As negative rates wreak havoc, it might be time to think more deeply about fixed income exposures
The act of “vandalism” can be a minor misdemeanour or a major violation, depending on context. If one thinks of it as covering walls with graffiti, as opposed to other unlawful acts like robbery, it might not sound so serious.
But when uttered by a financial expert describing the real-world impact of negative interest rates, the word takes on a whole new weight.
“The true madness is pension funds being forced to invest in assets which will be guaranteed to lose, such as in the case of long dated inflation-linked gilts at real yields of -3%,” Mark Dowding, chief investment officer at BlueBay Asset Management, recently told Bloomberg. “It is financial vandalism and the government and central banks need to wake up to this.”
He was airing concerns about a collapse in global bond yields, with negative yields being posted on over a quarter of investment-grade bonds, which has come amid a continuing decline in interest rates. This has prompted institutional investors around the world, including pension funds, to ratchet down their return expectations or find alternative — and riskier — assets.
The fallout isn’t confined to pensioners; savers also face a real threat. This is evident in Europe, where lawmakers and banking industry participants grapple with the problem of negative interest rates eroding the value of wealth held in deposit accounts.
Read more: The upside-down world of negative yields
The severity of the negative-yield problem varies across countries. As noted by Karen Schenone, CFA and fixed income product strategist at BlackRock, Germany’s entire yield curve has gone into negative territory; in Japan’s case, it’s mostly confined to the short end. The U.S. Treasury has indicated that it doesn’t wish to go there, though anemic yields on the US 10-Year Treasury have caused some soul-searching among fixed-income investors.
“Across regions and asset classes, bond yields are significantly lower than they were before the start of the global financial crisis,” Schenone said in a recent blog post.

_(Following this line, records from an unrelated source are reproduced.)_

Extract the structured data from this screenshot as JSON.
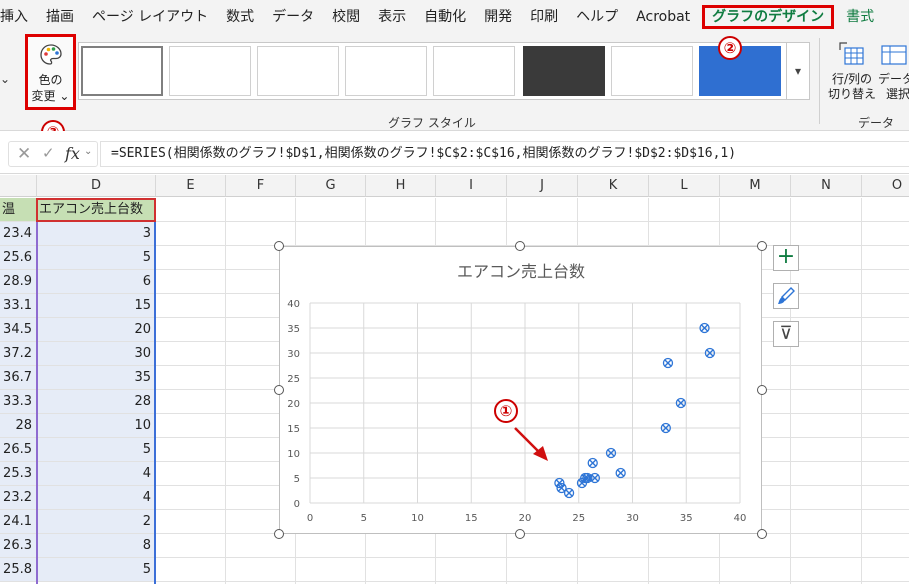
{
  "tabs": [
    "挿入",
    "描画",
    "ページ レイアウト",
    "数式",
    "データ",
    "校閲",
    "表示",
    "自動化",
    "開発",
    "印刷",
    "ヘルプ",
    "Acrobat",
    "グラフのデザイン",
    "書式"
  ],
  "ribbon": {
    "change_colors_line1": "色の",
    "change_colors_line2": "変更",
    "dropdown_glyph": "⌄",
    "chart_styles_label": "グラフ スタイル",
    "data_group_label": "データ",
    "switch_row_col_line1": "行/列の",
    "switch_row_col_line2": "切り替え",
    "select_data_line1": "データ",
    "select_data_line2": "選択",
    "left_stub": "⌄"
  },
  "annotations": {
    "one": "①",
    "two": "②",
    "three": "③"
  },
  "formula_bar": {
    "formula": "=SERIES(相関係数のグラフ!$D$1,相関係数のグラフ!$C$2:$C$16,相関係数のグラフ!$D$2:$D$16,1)"
  },
  "grid": {
    "columns": [
      "D",
      "E",
      "F",
      "G",
      "H",
      "I",
      "J",
      "K",
      "L",
      "M",
      "N",
      "O"
    ],
    "col_c_header": "温",
    "col_d_header": "エアコン売上台数",
    "rows": [
      [
        "23.4",
        "3"
      ],
      [
        "25.6",
        "5"
      ],
      [
        "28.9",
        "6"
      ],
      [
        "33.1",
        "15"
      ],
      [
        "34.5",
        "20"
      ],
      [
        "37.2",
        "30"
      ],
      [
        "36.7",
        "35"
      ],
      [
        "33.3",
        "28"
      ],
      [
        "28",
        "10"
      ],
      [
        "26.5",
        "5"
      ],
      [
        "25.3",
        "4"
      ],
      [
        "23.2",
        "4"
      ],
      [
        "24.1",
        "2"
      ],
      [
        "26.3",
        "8"
      ],
      [
        "25.8",
        "5"
      ]
    ]
  },
  "chart_data": {
    "type": "scatter",
    "title": "エアコン売上台数",
    "xlim": [
      0,
      40
    ],
    "ylim": [
      0,
      40
    ],
    "xticks": [
      0,
      5,
      10,
      15,
      20,
      25,
      30,
      35,
      40
    ],
    "yticks": [
      0,
      5,
      10,
      15,
      20,
      25,
      30,
      35,
      40
    ],
    "grid": true,
    "series": [
      {
        "points": [
          [
            23.4,
            3
          ],
          [
            25.6,
            5
          ],
          [
            28.9,
            6
          ],
          [
            33.1,
            15
          ],
          [
            34.5,
            20
          ],
          [
            37.2,
            30
          ],
          [
            36.7,
            35
          ],
          [
            33.3,
            28
          ],
          [
            28,
            10
          ],
          [
            26.5,
            5
          ],
          [
            25.3,
            4
          ],
          [
            23.2,
            4
          ],
          [
            24.1,
            2
          ],
          [
            26.3,
            8
          ],
          [
            25.8,
            5
          ]
        ]
      }
    ]
  },
  "chart_side_buttons": {
    "add": "+",
    "filter": "⊽"
  },
  "colors": {
    "accent_green": "#107c41",
    "marker": "#2e75d6",
    "annotation_red": "#cc0000"
  }
}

Given the limited opportunities in the current environment, she encouraged bond ETF investors to be more selective in their exposures. The fact that U.S. government bonds are offering more yield than those from other developed markets, for example, makes ETF exposure to them a better choice to act as ballast to equities.
“In a low-interest-rate environment, yield will be a more important component of total return,” she continued. With that in mind, investors with a higher degree of risk tolerance might consider ETFs with more credit-risk exposure — high-yield bond ETFs or emerging-market bond ETFs, for example — which would potentially boost income.
The trend of falling yields, particularly outside the U.S., might also want to think about international bond ETF exposure as a source of gains from potential price appreciation. However, this strategy may be an ill fit for the risk-averse, particularly when one considers the possibility that bond-price moves are being motivated by excessive investor panic.